One of California's two energy-related initiatives, Proposition 7, has been exceptionally contentious. Proposition 7 would require California utilities to procure half of their power from renewable resources by 2025. As of 2006, Californians generated 12% of their energy from renewable sources.
Proposition 7 will also require California utilities to increase their purchase of electricity generated from renewable resources by 2% annually to meet Renewable Portfolio Standard goal of 40% in 2025. Current law, the Global Warming Solutions Act of 2006, requires an RPS of 20% by 2010.
Mary Nichols, chair of the California Air Resources Board, the agency responsible for the implementation of AB32, today is scheduled to give a keynote address on climate change policy, hosted at Advanced Micro Devices in Sunnyvale.
Proposition 7 has attracted widespread opposition from both political parties, as well as from independent groups, such as the influential Union of Concerned Scientists, which states: "Proposition 7 will set back our efforts to transition to a clean energy future. Based on UCS's extensive experience on the design and implementation of renewable electricity standards across the country, we are convinced that the serious flaws of Proposition 7 will prevent California from achieving our state's clean energy goals. UCS strongly supports effective policies to increase renewable energy in California, but we oppose Proposition 7 because it fails to deliver on its promises."
Proposition 7 is also opposed by the California Manufacturers and Technology Association.

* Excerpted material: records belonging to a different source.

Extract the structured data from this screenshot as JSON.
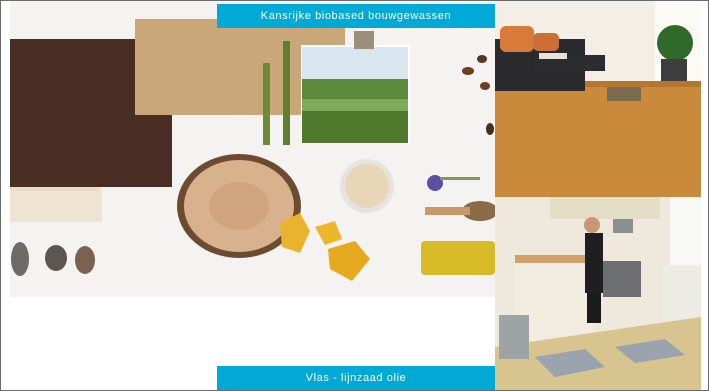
{
  "banners": {
    "top": "Kansrijke biobased bouwgewassen",
    "bottom": "Vlas - lijnzaad olie"
  },
  "images": {
    "main": "materials-collage",
    "top_right": "living-room-cork-floor",
    "bottom_right": "kitchen-linoleum-floor"
  },
  "colors": {
    "banner_bg": "#00a9d6",
    "banner_text": "#ffffff",
    "frame_border": "#6b6b6b"
  }
}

Meanwhile, in Missouri, voters will show whether they support Proposition C, also known as the Clean Energy Initiative. Proposition C creates a renewable electricity standard in the state that would require utility companies to gradually increase their usage of renewable energy annually until 15% of the energy used in the state is renewable.